### EXERCISE DIRECTIONS
Line by line, write out the material exactly.

### EXERCISE MATERIAL
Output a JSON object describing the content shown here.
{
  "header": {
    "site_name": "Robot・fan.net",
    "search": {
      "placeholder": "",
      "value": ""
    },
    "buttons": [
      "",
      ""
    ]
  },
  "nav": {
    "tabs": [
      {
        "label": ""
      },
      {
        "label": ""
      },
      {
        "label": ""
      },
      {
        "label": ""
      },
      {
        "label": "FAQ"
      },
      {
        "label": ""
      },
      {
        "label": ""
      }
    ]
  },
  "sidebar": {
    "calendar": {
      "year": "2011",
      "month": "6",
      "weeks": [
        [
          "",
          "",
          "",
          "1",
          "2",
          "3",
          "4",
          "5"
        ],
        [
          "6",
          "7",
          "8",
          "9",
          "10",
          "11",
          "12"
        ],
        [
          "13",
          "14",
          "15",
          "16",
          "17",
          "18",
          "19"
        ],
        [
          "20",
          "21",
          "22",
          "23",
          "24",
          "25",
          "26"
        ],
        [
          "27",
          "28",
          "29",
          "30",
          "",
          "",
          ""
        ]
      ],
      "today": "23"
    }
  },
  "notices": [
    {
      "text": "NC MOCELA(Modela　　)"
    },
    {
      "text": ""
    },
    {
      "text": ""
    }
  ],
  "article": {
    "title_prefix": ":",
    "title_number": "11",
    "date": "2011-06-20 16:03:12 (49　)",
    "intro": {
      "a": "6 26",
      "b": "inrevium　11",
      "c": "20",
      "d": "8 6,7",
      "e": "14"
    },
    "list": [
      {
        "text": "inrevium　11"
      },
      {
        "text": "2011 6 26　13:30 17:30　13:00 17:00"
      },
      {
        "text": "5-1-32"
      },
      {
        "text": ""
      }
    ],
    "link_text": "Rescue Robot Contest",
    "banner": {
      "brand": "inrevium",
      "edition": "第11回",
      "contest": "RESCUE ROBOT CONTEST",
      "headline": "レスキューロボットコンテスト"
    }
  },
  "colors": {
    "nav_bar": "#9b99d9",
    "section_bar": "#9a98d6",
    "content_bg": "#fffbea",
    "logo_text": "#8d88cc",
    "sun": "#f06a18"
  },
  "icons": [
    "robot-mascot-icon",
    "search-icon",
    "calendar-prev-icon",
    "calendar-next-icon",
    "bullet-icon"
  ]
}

### SOLUTION TO THIS EXERCISE
Output a JSON object describing the content shown here.
{
  "header": {
    "site_name": "Robot・fan.net",
    "search": {
      "placeholder": "",
      "value": ""
    },
    "buttons": [
      "",
      ""
    ]
  },
  "nav": {
    "tabs": [
      {
        "label": ""
      },
      {
        "label": ""
      },
      {
        "label": ""
      },
      {
        "label": ""
      },
      {
        "label": "FAQ"
      },
      {
        "label": ""
      },
      {
        "label": ""
      }
    ]
  },
  "sidebar": {
    "calendar": {
      "year": "2011",
      "month": "6",
      "weeks": [
        [
          "",
          "",
          "",
          "1",
          "2",
          "3",
          "4",
          "5"
        ],
        [
          "6",
          "7",
          "8",
          "9",
          "10",
          "11",
          "12"
        ],
        [
          "13",
          "14",
          "15",
          "16",
          "17",
          "18",
          "19"
        ],
        [
          "20",
          "21",
          "22",
          "23",
          "24",
          "25",
          "26"
        ],
        [
          "27",
          "28",
          "29",
          "30",
          "",
          "",
          ""
        ]
      ],
      "today": "23"
    }
  },
  "notices": [
    {
      "text": "NC MOCELA(Modela　　)"
    },
    {
      "text": ""
    },
    {
      "text": ""
    }
  ],
  "article": {
    "title_prefix": ":",
    "title_number": "11",
    "date": "2011-06-20 16:03:12 (49　)",
    "intro": {
      "a": "6 26",
      "b": "inrevium　11",
      "c": "20",
      "d": "8 6,7",
      "e": "14"
    },
    "list": [
      {
        "text": "inrevium　11"
      },
      {
        "text": "2011 6 26　13:30 17:30　13:00 17:00"
      },
      {
        "text": "5-1-32"
      },
      {
        "text": ""
      }
    ],
    "link_text": "Rescue Robot Contest",
    "banner": {
      "brand": "inrevium",
      "edition": "第11回",
      "contest": "RESCUE ROBOT CONTEST",
      "headline": "レスキューロボットコンテスト"
    }
  },
  "colors": {
    "nav_bar": "#9b99d9",
    "section_bar": "#9a98d6",
    "content_bg": "#fffbea",
    "logo_text": "#8d88cc",
    "sun": "#f06a18"
  },
  "icons": [
    "robot-mascot-icon",
    "search-icon",
    "calendar-prev-icon",
    "calendar-next-icon",
    "bullet-icon"
  ]
}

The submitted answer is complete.